  By a Newsnet reporter
Bosses at BBC Scotland’s Glasgow HQ are spending cash given to them to improve referendum coverage, in order to discredit a university study critical of their news output.
Former presenter Derek Bateman has claimed that extra staff, who were recruited specifically to help carry out research aimed at expanding the broadcaster’s coverage of the referendum, have instead been told to go over past news broadcasts.

According to Mr Bateman, who spent over twenty years at BBC Scotland, bosses at his former employer are using the new recruits to “subsidise the BBC’s PR response” in a bid at discrediting a university study that found the broadcaster was favouring the No campaign in its evening news reports.

Writing on his blog, the respected journalist and broadcaster criticised the decision to hand the task of trying to determine whether BBC Scotland is biased in favour of the No campaign, to raw recruits with no experience.

He said: “Remember these are all novice broadcast people who are being trained on the job, having never worked in the industry before.

“Now some are being asked to make judgements about the content, tone and balance of programme output when they simply don’t have the experience in journalism to know if a news item is being personalised, if it’s weighted to one side and has enough independent content or indeed if an expert can fairly be described as independent.

“These are judgements only an experienced professional could make and, as I have written before, this work needs to be monitored by an independent academic source.”

Last year BBC Scotland announced it had secured £5m extra funding which would be used to recruit fifteen trainees to help up its referendum coverage.

In a statement to Newsnet Scotland, at the time the £5m extra referendum cash was announced, BBC Scotland said: “We will be offering high quality training provided and supported by the BBC College of Journalism and senior BBC News staff, as well as the chance to learn on the job. These posts represent an excellent opportunity for trainees to gain valuable experience and to make a contribution to the BBC’s coverage of such a significant story.”

Claims that the recruits are being used to go over old broadcasts follows publication of a study carried out by an academic of the University of the West of Scotland which found both STV and BBC Scotland had favoured the No campaign by a factor of three to two in early evening news items.

The study by Dr John Robertson was criticised by both STV and the BBC with both broadcasters challenging the figures and conclusions of a subsequent report.

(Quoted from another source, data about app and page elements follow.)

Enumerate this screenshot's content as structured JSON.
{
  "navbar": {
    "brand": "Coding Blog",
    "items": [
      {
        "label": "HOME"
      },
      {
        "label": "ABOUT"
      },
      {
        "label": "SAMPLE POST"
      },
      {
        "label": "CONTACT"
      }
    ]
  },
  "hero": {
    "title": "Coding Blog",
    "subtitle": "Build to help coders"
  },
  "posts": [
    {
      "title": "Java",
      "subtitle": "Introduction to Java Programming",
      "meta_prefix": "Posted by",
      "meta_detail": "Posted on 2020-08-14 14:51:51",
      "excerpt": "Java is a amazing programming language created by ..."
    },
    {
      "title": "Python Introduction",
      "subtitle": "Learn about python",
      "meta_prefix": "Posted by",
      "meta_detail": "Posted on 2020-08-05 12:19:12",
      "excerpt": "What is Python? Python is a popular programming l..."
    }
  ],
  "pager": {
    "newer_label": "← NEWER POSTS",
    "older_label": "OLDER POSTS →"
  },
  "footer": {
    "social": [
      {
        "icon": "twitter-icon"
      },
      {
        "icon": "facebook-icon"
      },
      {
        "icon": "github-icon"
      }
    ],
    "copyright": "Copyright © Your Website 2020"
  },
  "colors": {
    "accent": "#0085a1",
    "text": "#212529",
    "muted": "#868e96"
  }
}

However a row has grown after it emerged an official at BBC Scotland had sent what was described as a ‘bullying’ email to Dr Robertson that called the academic’s professional integrity into question.  The email described the study as lacking validity, it also criticised the methodology Dr Robertson had used.

Mr Bateman added: “I don’t see how the BBC can win this. With complaints raining in to the Trust and the MSPs gearing up for an inquiry, they needed to find an elegant point of exit and retreat tail between legs. Instead they’re in full war cry, determined to prove Dr Robertson wrong and or biased himself.

“They need corporate strategy help to save themselves otherwise I think there must be a real chance that someone is sacrificed.  How they must rue their decision to write such an objectionable letter of complaint in the first place.”

Last week it emerged that Holyrood’s Culture Committee is to examine the study carried out by Dr Robertson.

Publication of the study followed news that the BBC Trust had found BBC Scotland guilty of misleading viewers over a key issue of the independence debate.  The guilty verdict followed an item broadcast on Reporting Scotland that dealt with the EU membership of an independent Scotland.

BBC Scotland reporter Raymond Buchanan, who was responsible for item, resigned days before the Trust confirmed it would hold its own investigation.

Despite the ruling, BBC Scotland management have refused to issue a correction or any apology for the misleading item which appeared on the flagship news programme over a year ago.